Wow. Talk about dropping the ball! It’s been a roller coaster of a week, and another shooting competition has come up for this weekend. I can’t blame the crown for wanting to pay me to shoot though, so it’ll be another weird weekend and late post for this week as I think this is technically last week’s post. Back on topic though!
Night diving is one of the more interesting and rewarding dive experiences you can have as a recreational diver. All the weird stuff comes out by night, and the regular fish go to sleep, bioluminescence trails you as you glide through the water; and depending on depth, weather and vis, your light and what it’s pointed at might be the only things you can see!
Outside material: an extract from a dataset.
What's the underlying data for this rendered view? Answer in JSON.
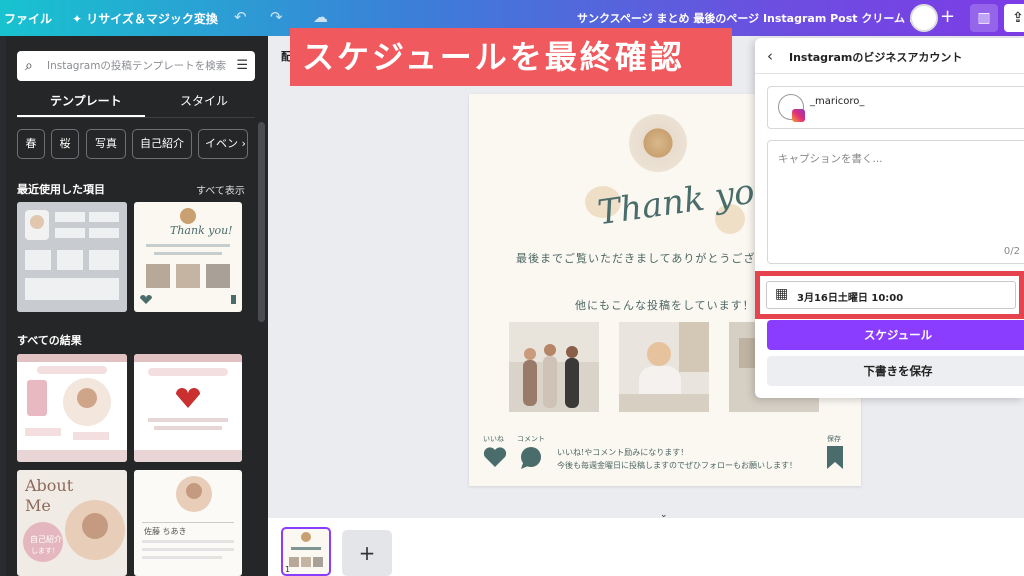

Suffice to say, it can be a pretty amazing experience. This is a short post on how to do it safely and what you need to do to make it a safe dive!
First up, get the training for it or at least ensure your dive buddy has night diving experience, if not the actual specialty. On a night dive, the conventions of buddy diving that we take for granted in daylight diving environments. This is a short equipment list to consider before plunging in on a night dive:
- a primary dive light (UK eLED C4 or larger style light)
- a secondary dive light (UK Mini Q40 eLED Plus style light)
- a “tank banger”
- a tank mounted cyalume chemlight or battery powered tank light
- a surface signal device (orange sausage types are best, as you can illuminate it by placing your light under it on the surface)
- a compass
- a computer with an illumination feature
Now, before you dive the site by night, do several (at least two) recce dives there during the day if at all possible. This is less important if you’re on a guided dive, but vital when you’re going out on your own with a buddy to explore. Get a lay of the “land”. Get to know prominent features and shoot some bearings with your compass and note them down. Another good idea is to consult tidal charts and locals about the conditions there; as some areas are great on slack tides, but can turn into flumes during flood or ebb tides. Once you have a good feel for the site, plan your dive.
Once you’re there, remember maintaining communications with your buddy is the real key here. If you’re taking down a photography nut, be ready for a slow moving dive. If you want to turn off your light to see the bioluminescence, let them know! Aside from that, a night dive differs little from a regular dive, save that it’s more limited vis and you are more dependent on navigation skills than usual. PRactice your navigation by compass before you hit the water!
Well, that’s it for this entry, it’s a bit short, but next week will be better!